If you’re in the mood for something comical about Trump’s rounding-the-corner claims, here you go:

Final certified election results: Benicia, Vallejo, Fairfield, Suisun City, Vacaville, Rio Vista, Dixon, Solano County

By Roger Straw, November 25, 2020

Solano County has completed it’s count and certified election results.  The Registrar of Voters office posted the final count at 4pm on Tuesday, November 24.

The County provides excellent reports on its website.  Most interesting in my opinion is the report titled  Certified Election Results Site (Downloadable format).  This is actually an html web page, but if you click on Reports at top right, you will be able to download Excel or PDF files for:

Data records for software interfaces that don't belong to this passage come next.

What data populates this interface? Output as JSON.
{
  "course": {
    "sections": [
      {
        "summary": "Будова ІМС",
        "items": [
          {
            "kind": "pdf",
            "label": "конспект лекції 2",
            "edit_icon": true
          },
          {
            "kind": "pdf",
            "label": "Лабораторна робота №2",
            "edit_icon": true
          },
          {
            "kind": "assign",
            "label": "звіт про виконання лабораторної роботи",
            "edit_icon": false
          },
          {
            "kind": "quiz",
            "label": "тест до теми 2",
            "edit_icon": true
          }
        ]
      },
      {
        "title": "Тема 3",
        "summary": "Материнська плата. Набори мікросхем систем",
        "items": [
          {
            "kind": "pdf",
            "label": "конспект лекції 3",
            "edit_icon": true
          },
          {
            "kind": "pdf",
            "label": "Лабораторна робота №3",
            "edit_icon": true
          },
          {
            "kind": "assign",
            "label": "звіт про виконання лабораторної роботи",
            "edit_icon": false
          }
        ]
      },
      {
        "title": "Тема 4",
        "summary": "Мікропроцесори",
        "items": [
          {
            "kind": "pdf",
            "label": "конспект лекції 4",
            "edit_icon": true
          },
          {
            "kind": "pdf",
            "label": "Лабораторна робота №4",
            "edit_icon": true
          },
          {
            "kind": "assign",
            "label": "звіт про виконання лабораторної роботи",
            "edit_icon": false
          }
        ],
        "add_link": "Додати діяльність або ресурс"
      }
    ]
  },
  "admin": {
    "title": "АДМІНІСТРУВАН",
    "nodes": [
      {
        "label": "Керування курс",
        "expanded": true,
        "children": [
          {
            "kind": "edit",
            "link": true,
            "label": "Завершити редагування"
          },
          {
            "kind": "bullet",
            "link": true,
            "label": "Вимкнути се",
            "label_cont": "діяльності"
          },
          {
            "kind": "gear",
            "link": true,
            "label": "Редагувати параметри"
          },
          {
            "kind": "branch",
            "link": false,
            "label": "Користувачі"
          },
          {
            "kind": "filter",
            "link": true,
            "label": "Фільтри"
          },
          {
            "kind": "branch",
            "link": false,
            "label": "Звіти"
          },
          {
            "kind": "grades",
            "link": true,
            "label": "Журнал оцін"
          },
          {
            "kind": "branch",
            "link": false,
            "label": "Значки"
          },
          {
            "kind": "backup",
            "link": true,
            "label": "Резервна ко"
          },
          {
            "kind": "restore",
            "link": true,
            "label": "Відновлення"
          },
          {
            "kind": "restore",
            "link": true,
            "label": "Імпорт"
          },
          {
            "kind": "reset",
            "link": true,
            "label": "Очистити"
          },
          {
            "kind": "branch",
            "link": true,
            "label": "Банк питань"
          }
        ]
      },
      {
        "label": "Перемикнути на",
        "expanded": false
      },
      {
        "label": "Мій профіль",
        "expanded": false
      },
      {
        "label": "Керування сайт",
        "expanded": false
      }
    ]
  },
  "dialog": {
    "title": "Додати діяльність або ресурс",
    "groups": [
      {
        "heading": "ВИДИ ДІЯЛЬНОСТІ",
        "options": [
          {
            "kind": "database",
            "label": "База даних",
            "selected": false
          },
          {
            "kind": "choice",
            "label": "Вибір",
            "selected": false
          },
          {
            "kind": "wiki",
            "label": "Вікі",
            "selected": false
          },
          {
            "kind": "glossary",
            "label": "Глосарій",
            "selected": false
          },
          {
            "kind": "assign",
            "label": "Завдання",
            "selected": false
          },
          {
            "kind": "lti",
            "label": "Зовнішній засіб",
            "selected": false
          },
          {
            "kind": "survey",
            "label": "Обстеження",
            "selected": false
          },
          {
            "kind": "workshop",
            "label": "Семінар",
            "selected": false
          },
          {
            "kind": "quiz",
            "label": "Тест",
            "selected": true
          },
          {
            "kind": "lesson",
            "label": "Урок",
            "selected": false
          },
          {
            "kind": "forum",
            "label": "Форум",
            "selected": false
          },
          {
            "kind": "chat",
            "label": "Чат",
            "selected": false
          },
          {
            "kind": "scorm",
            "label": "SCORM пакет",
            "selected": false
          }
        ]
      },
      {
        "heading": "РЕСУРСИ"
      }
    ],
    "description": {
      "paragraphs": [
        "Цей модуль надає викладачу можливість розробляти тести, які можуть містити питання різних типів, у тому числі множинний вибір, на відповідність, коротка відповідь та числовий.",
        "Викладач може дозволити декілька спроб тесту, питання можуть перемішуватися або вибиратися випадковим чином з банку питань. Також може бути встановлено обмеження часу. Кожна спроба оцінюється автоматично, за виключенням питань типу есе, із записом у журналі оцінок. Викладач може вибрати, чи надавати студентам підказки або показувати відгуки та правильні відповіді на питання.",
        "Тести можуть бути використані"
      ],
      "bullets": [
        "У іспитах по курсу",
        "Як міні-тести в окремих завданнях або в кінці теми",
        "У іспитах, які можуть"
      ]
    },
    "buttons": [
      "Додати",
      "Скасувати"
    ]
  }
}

The page is also searchable.  For instance, in your browser just search on “benicia” and you will find results for local races and Benicia’s Measure D.

Solano County Election Results
Last Updated: November 24, 2020 – 4:00PM
Results below are certified, no additional changes can be made.

Total Ballots Issued:
Vote By Mail & In person for Registered voters – 258,850

Ballots Processed & Counted
Vote by Mail – 178,5112
In person – 30,490

 

Read the details in GSA letter to Biden stating that transition can formally begin

By Roger Straw, November 2020

Although Emily Murphy sounds defensive and a bit whiny in her letter, it does reveal some interesting details about the upcoming transition.  Read the letter here. (Click on the image for the 2-page PDF version.)

Click the image to read the letter.